BEGIN Exercise data

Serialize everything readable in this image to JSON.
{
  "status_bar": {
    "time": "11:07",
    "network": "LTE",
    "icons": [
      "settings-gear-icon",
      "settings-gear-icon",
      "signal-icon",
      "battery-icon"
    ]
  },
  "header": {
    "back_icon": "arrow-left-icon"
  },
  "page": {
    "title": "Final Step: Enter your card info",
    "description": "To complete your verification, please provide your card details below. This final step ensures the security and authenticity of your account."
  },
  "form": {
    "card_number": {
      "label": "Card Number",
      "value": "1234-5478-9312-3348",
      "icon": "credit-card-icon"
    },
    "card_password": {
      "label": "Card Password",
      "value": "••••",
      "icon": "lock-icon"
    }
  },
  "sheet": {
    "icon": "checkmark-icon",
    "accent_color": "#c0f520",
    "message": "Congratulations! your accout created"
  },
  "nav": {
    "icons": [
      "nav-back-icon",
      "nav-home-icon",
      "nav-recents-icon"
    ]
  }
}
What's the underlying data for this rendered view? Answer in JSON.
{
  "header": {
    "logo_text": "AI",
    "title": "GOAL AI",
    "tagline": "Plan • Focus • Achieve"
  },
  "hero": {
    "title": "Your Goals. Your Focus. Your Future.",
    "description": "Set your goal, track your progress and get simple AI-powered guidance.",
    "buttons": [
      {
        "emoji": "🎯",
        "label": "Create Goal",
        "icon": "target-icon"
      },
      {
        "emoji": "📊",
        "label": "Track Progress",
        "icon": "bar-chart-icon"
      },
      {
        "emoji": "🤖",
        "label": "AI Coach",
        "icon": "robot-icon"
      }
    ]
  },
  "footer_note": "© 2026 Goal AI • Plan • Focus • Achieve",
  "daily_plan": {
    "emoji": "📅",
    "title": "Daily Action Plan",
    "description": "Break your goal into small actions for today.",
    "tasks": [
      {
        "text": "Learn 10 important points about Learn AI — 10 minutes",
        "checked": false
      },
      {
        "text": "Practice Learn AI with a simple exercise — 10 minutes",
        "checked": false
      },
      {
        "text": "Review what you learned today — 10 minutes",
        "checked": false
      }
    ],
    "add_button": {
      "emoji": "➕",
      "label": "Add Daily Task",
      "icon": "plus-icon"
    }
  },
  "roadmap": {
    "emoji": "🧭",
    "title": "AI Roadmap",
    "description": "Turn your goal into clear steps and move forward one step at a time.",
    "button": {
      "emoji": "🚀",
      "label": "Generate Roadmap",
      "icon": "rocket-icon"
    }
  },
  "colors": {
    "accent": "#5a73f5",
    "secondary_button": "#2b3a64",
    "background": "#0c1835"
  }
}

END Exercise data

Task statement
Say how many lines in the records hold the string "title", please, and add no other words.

Worked solution
5